Sài Đồng Garment Company workers produce shirts for export to the US, the EU and Japan. Amid the COVID-19 crisis, most companies have to lay off a large number of employees to cope with the pandemic. Only some large-scale companies can maintain their workforce. — VNA/VNS Photo Trần Việt
HÀ NỘI — Textile and electronics have been the two export-oriented sectors mostly impacted by the COVID-19 pandemic, an official has said.
Nguyễn Thị Xuân Thúy, deputy director of the industrial development centre under the Ministry of Industry and Trade, made the statement during the webinar themed 'Global Value Chains in the Time of COVID-19: The Experience of Ethiopia and Việt Nam', hosted last week by the World Bank Chief Economist Offices of the Africa and East Asia & Pacific Regions and the Finance, Competitiveness and Innovation Global Practice.

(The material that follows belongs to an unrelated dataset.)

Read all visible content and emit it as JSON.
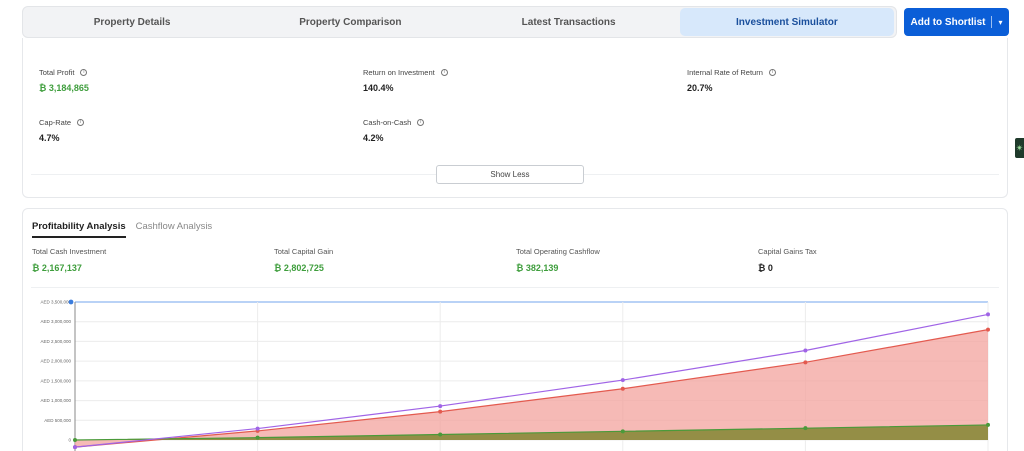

“Most Vietnamese textile and apparel companies are currently involved in the outsourcing practice, closely linked to consumer markets,” Thuý said.
“However, the sector is facing major difficulties and challenges related to branding. Textile businesses depend heavily on global value chains.
“Amid the COVID-19 crisis, most companies have had to lay off a large number of employees to cope with the pandemic. Only some large-scale companies can maintain their workforce,” she said.
Meanwhile, most businesses in the electronics industry are multinational enterprises (MNEs) and are more resilient to the effects of COVID-19, Thuý said.
“Electronics is a very important industry in Việt Nam. MNEs are seeking global suppliers to join the global value chain,” she said.
“For the textile sector, the value of apparel exports decreased by US$2.3 billion in the first half of 2020. Meanwhile, the electronics sector achieved higher export value. In the global industrial manufacturing market, the growth of the textile industry decreased by 7 per cent compared to the same period last year, while the electronics sector increased by nearly 3 per cent.”
Việt Nam’s Government was supporting the two sectors with trade facilitation measures as both are export-oriented sectors. It had allowed the opening of the border for goods trading and was willing to issue electronic certificates of origin for goods to make it easier for companies to export and import, she said.
Workers and businesses have also been supported by financial assistance packages.
For electronics, the Government has taken measures to promote linkages between MNEs and local suppliers.
These enterprises also focus more on capacity development, participating in the Government's programmes. From there, local businesses can improve their capacity to become global electronics suppliers, Thuý said.
The COVID-19 pandemic posed unprecedented challenges to global value chains, hampering the supply of raw materials and intermediate inputs and the sale of final goods, said Victoria kwakwa, WB East Asia and Pacific Regional Vice President.
Containment measures resulted in shutting down production. Transport problems and customs delays have all interrupted value chains, she said.
This was affecting firms and employment in East Asia. Without interventions, these could lead to the permanent losses of important supply chain relationships that are difficult to rebuild, she said. — VNS